[[ Extracted information, beginning ]]
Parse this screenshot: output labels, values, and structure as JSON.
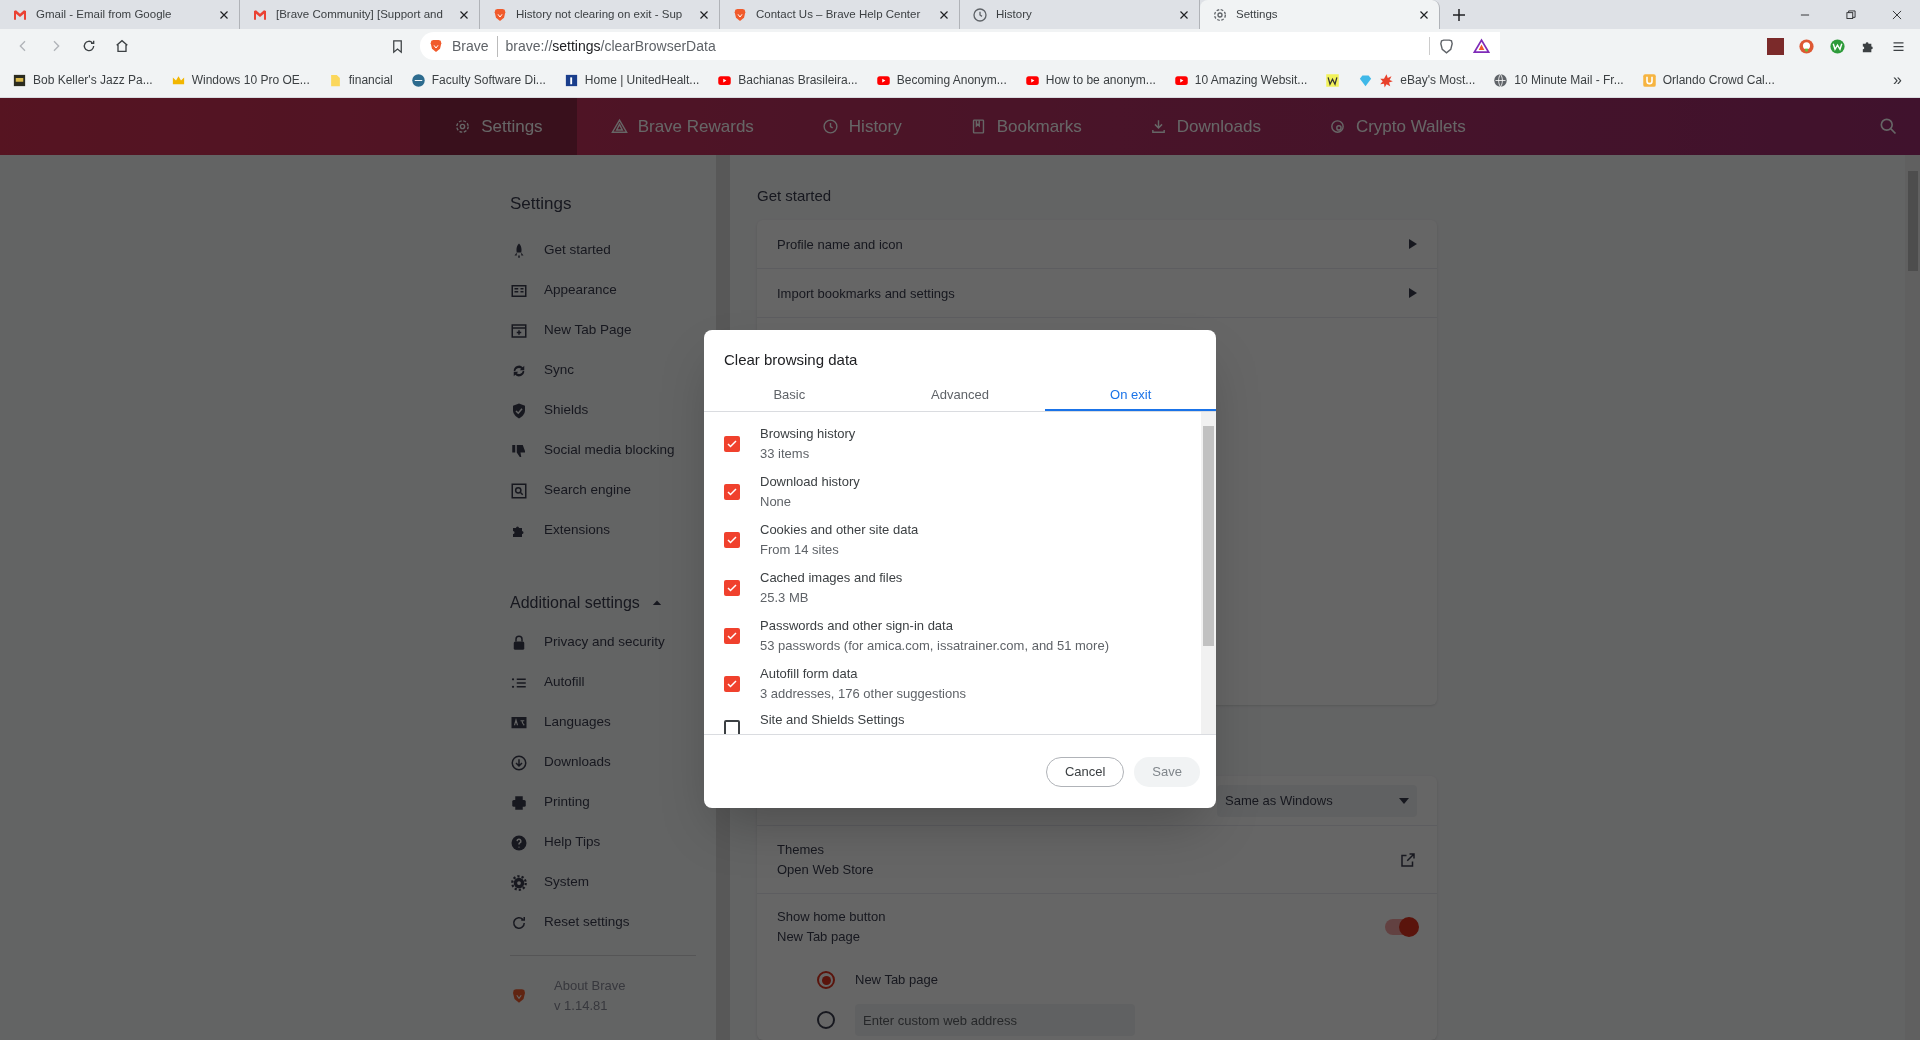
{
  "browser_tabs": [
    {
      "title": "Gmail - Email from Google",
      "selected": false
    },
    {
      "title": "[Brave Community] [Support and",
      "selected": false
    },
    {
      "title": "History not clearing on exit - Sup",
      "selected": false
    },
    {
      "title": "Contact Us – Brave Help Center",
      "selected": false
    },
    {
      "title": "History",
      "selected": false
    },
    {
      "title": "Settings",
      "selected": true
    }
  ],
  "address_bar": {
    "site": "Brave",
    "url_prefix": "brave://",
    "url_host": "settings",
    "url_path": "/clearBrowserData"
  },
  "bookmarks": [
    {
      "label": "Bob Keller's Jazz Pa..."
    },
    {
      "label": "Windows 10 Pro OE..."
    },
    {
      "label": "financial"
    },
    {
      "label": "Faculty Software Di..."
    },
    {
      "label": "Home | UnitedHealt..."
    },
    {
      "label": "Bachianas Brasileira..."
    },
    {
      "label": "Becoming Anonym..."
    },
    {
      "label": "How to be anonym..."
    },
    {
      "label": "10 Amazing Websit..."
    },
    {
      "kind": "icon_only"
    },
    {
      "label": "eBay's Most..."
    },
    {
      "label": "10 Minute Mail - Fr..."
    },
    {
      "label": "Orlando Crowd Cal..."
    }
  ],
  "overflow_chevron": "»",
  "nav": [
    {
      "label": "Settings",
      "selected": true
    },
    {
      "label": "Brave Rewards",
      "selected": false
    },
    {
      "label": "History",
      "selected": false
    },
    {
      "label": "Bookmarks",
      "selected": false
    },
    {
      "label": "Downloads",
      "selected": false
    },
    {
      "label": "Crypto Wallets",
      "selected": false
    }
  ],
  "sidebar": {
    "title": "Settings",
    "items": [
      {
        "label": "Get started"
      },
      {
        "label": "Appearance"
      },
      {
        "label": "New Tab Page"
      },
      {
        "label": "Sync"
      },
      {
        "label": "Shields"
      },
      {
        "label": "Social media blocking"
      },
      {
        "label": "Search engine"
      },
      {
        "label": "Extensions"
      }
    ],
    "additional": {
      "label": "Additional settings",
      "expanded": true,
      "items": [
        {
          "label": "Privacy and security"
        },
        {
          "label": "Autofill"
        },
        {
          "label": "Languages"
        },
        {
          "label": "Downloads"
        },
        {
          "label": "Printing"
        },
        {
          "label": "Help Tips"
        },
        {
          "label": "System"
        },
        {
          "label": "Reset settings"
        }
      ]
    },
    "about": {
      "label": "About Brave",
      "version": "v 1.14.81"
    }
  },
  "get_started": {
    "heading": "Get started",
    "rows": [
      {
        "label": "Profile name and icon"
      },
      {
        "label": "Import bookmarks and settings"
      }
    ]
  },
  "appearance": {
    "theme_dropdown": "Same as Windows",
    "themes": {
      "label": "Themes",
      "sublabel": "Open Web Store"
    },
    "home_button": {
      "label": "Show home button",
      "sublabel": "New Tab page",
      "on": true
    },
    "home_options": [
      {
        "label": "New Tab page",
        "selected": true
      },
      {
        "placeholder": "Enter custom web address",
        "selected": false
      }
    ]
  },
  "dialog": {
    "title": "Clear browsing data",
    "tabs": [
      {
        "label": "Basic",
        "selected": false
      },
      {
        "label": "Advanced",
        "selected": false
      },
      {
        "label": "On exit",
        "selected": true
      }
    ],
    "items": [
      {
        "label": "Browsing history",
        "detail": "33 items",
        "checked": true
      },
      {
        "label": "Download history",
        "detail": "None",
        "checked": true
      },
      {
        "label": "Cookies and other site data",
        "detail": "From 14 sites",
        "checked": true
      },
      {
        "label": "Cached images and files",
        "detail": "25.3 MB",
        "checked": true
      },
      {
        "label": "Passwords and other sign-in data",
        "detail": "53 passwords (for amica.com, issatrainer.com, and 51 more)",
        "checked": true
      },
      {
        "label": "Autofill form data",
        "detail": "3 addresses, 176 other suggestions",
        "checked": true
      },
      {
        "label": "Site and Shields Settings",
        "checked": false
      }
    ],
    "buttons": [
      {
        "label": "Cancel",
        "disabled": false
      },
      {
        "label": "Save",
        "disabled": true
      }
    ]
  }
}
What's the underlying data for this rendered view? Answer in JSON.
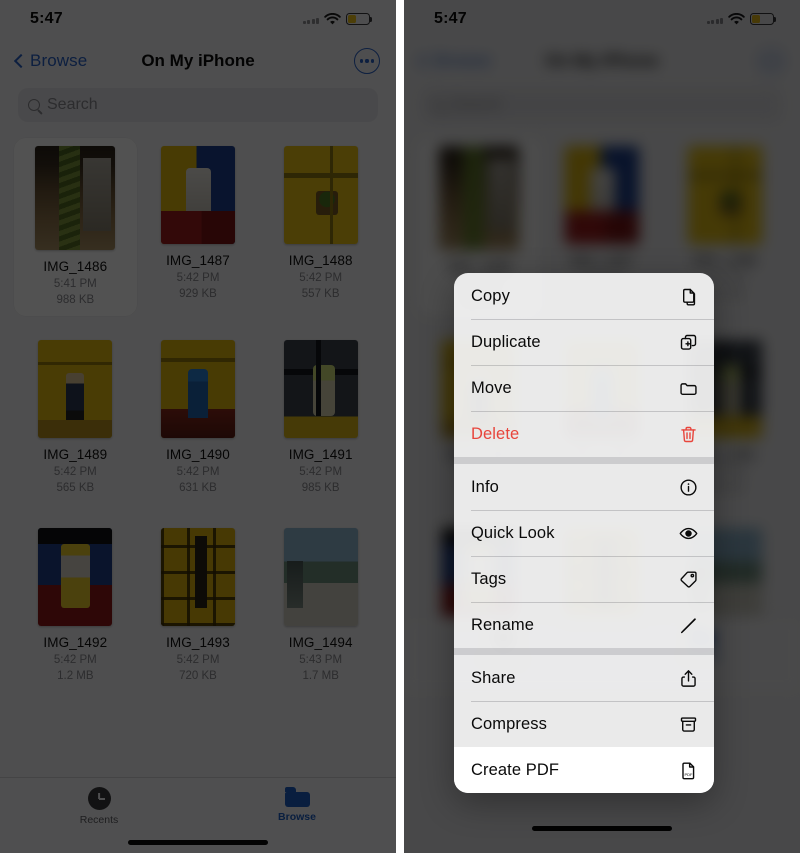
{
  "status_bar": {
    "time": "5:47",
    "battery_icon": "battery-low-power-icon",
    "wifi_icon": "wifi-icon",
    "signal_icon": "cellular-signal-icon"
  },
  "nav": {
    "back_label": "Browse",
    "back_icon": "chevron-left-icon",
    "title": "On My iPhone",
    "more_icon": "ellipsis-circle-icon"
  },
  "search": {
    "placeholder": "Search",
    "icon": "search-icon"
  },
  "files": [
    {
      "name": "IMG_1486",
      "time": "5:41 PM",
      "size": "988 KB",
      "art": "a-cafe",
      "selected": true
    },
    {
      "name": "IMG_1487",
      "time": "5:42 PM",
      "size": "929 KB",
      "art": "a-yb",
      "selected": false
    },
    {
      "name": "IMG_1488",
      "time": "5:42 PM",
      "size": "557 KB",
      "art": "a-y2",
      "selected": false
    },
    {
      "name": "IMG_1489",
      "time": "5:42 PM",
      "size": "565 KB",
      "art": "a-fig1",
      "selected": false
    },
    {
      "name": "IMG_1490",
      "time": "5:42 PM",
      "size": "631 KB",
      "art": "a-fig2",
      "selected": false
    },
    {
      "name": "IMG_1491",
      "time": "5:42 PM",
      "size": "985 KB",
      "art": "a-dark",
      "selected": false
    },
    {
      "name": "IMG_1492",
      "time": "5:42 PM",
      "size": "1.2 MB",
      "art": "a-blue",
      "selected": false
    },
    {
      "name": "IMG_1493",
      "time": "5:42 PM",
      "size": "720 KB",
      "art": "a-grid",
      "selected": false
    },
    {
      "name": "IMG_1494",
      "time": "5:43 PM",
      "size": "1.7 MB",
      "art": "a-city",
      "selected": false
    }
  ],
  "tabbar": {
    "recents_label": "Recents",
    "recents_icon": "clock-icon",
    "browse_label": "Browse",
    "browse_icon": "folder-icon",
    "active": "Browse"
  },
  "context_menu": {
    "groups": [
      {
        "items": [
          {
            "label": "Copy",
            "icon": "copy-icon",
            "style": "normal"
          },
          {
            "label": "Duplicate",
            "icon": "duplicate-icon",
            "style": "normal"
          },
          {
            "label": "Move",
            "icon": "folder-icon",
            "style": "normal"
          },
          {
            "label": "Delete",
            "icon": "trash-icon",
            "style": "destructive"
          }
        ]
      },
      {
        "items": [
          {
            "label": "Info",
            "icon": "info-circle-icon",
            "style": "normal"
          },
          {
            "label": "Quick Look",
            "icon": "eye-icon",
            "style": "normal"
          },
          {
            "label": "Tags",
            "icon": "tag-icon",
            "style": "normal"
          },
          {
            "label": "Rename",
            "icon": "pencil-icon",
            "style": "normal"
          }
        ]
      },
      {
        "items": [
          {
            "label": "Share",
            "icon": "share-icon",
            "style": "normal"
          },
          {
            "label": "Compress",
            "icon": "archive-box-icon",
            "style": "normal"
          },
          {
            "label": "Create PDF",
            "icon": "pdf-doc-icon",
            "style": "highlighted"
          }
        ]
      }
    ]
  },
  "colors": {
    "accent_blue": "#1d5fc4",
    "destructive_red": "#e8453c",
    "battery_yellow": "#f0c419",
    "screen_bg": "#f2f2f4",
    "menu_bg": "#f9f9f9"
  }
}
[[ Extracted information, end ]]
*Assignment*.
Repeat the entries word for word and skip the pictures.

*Output of the task*.
Parse this screenshot: output labels, values, and structure as JSON.
{
  "browser_tabs": [
    {
      "title": "Gmail - Email from Google",
      "selected": false
    },
    {
      "title": "[Brave Community] [Support and",
      "selected": false
    },
    {
      "title": "History not clearing on exit - Sup",
      "selected": false
    },
    {
      "title": "Contact Us – Brave Help Center",
      "selected": false
    },
    {
      "title": "History",
      "selected": false
    },
    {
      "title": "Settings",
      "selected": true
    }
  ],
  "address_bar": {
    "site": "Brave",
    "url_prefix": "brave://",
    "url_host": "settings",
    "url_path": "/clearBrowserData"
  },
  "bookmarks": [
    {
      "label": "Bob Keller's Jazz Pa..."
    },
    {
      "label": "Windows 10 Pro OE..."
    },
    {
      "label": "financial"
    },
    {
      "label": "Faculty Software Di..."
    },
    {
      "label": "Home | UnitedHealt..."
    },
    {
      "label": "Bachianas Brasileira..."
    },
    {
      "label": "Becoming Anonym..."
    },
    {
      "label": "How to be anonym..."
    },
    {
      "label": "10 Amazing Websit..."
    },
    {
      "kind": "icon_only"
    },
    {
      "label": "eBay's Most..."
    },
    {
      "label": "10 Minute Mail - Fr..."
    },
    {
      "label": "Orlando Crowd Cal..."
    }
  ],
  "overflow_chevron": "»",
  "nav": [
    {
      "label": "Settings",
      "selected": true
    },
    {
      "label": "Brave Rewards",
      "selected": false
    },
    {
      "label": "History",
      "selected": false
    },
    {
      "label": "Bookmarks",
      "selected": false
    },
    {
      "label": "Downloads",
      "selected": false
    },
    {
      "label": "Crypto Wallets",
      "selected": false
    }
  ],
  "sidebar": {
    "title": "Settings",
    "items": [
      {
        "label": "Get started"
      },
      {
        "label": "Appearance"
      },
      {
        "label": "New Tab Page"
      },
      {
        "label": "Sync"
      },
      {
        "label": "Shields"
      },
      {
        "label": "Social media blocking"
      },
      {
        "label": "Search engine"
      },
      {
        "label": "Extensions"
      }
    ],
    "additional": {
      "label": "Additional settings",
      "expanded": true,
      "items": [
        {
          "label": "Privacy and security"
        },
        {
          "label": "Autofill"
        },
        {
          "label": "Languages"
        },
        {
          "label": "Downloads"
        },
        {
          "label": "Printing"
        },
        {
          "label": "Help Tips"
        },
        {
          "label": "System"
        },
        {
          "label": "Reset settings"
        }
      ]
    },
    "about": {
      "label": "About Brave",
      "version": "v 1.14.81"
    }
  },
  "get_started": {
    "heading": "Get started",
    "rows": [
      {
        "label": "Profile name and icon"
      },
      {
        "label": "Import bookmarks and settings"
      }
    ]
  },
  "appearance": {
    "theme_dropdown": "Same as Windows",
    "themes": {
      "label": "Themes",
      "sublabel": "Open Web Store"
    },
    "home_button": {
      "label": "Show home button",
      "sublabel": "New Tab page",
      "on": true
    },
    "home_options": [
      {
        "label": "New Tab page",
        "selected": true
      },
      {
        "placeholder": "Enter custom web address",
        "selected": false
      }
    ]
  },
  "dialog": {
    "title": "Clear browsing data",
    "tabs": [
      {
        "label": "Basic",
        "selected": false
      },
      {
        "label": "Advanced",
        "selected": false
      },
      {
        "label": "On exit",
        "selected": true
      }
    ],
    "items": [
      {
        "label": "Browsing history",
        "detail": "33 items",
        "checked": true
      },
      {
        "label": "Download history",
        "detail": "None",
        "checked": true
      },
      {
        "label": "Cookies and other site data",
        "detail": "From 14 sites",
        "checked": true
      },
      {
        "label": "Cached images and files",
        "detail": "25.3 MB",
        "checked": true
      },
      {
        "label": "Passwords and other sign-in data",
        "detail": "53 passwords (for amica.com, issatrainer.com, and 51 more)",
        "checked": true
      },
      {
        "label": "Autofill form data",
        "detail": "3 addresses, 176 other suggestions",
        "checked": true
      },
      {
        "label": "Site and Shields Settings",
        "checked": false
      }
    ],
    "buttons": [
      {
        "label": "Cancel",
        "disabled": false
      },
      {
        "label": "Save",
        "disabled": true
      }
    ]
  }
}
What's the underlying data for this rendered view? Answer in JSON.
{
  "status_bar": {
    "time": "5:47",
    "battery_icon": "battery-low-power-icon",
    "wifi_icon": "wifi-icon",
    "signal_icon": "cellular-signal-icon"
  },
  "nav": {
    "back_label": "Browse",
    "back_icon": "chevron-left-icon",
    "title": "On My iPhone",
    "more_icon": "ellipsis-circle-icon"
  },
  "search": {
    "placeholder": "Search",
    "icon": "search-icon"
  },
  "files": [
    {
      "name": "IMG_1486",
      "time": "5:41 PM",
      "size": "988 KB",
      "art": "a-cafe",
      "selected": true
    },
    {
      "name": "IMG_1487",
      "time": "5:42 PM",
      "size": "929 KB",
      "art": "a-yb",
      "selected": false
    },
    {
      "name": "IMG_1488",
      "time": "5:42 PM",
      "size": "557 KB",
      "art": "a-y2",
      "selected": false
    },
    {
      "name": "IMG_1489",
      "time": "5:42 PM",
      "size": "565 KB",
      "art": "a-fig1",
      "selected": false
    },
    {
      "name": "IMG_1490",
      "time": "5:42 PM",
      "size": "631 KB",
      "art": "a-fig2",
      "selected": false
    },
    {
      "name": "IMG_1491",
      "time": "5:42 PM",
      "size": "985 KB",
      "art": "a-dark",
      "selected": false
    },
    {
      "name": "IMG_1492",
      "time": "5:42 PM",
      "size": "1.2 MB",
      "art": "a-blue",
      "selected": false
    },
    {
      "name": "IMG_1493",
      "time": "5:42 PM",
      "size": "720 KB",
      "art": "a-grid",
      "selected": false
    },
    {
      "name": "IMG_1494",
      "time": "5:43 PM",
      "size": "1.7 MB",
      "art": "a-city",
      "selected": false
    }
  ],
  "tabbar": {
    "recents_label": "Recents",
    "recents_icon": "clock-icon",
    "browse_label": "Browse",
    "browse_icon": "folder-icon",
    "active": "Browse"
  },
  "context_menu": {
    "groups": [
      {
        "items": [
          {
            "label": "Copy",
            "icon": "copy-icon",
            "style": "normal"
          },
          {
            "label": "Duplicate",
            "icon": "duplicate-icon",
            "style": "normal"
          },
          {
            "label": "Move",
            "icon": "folder-icon",
            "style": "normal"
          },
          {
            "label": "Delete",
            "icon": "trash-icon",
            "style": "destructive"
          }
        ]
      },
      {
        "items": [
          {
            "label": "Info",
            "icon": "info-circle-icon",
            "style": "normal"
          },
          {
            "label": "Quick Look",
            "icon": "eye-icon",
            "style": "normal"
          },
          {
            "label": "Tags",
            "icon": "tag-icon",
            "style": "normal"
          },
          {
            "label": "Rename",
            "icon": "pencil-icon",
            "style": "normal"
          }
        ]
      },
      {
        "items": [
          {
            "label": "Share",
            "icon": "share-icon",
            "style": "normal"
          },
          {
            "label": "Compress",
            "icon": "archive-box-icon",
            "style": "normal"
          },
          {
            "label": "Create PDF",
            "icon": "pdf-doc-icon",
            "style": "highlighted"
          }
        ]
      }
    ]
  },
  "colors": {
    "accent_blue": "#1d5fc4",
    "destructive_red": "#e8453c",
    "battery_yellow": "#f0c419",
    "screen_bg": "#f2f2f4",
    "menu_bg": "#f9f9f9"
  }
}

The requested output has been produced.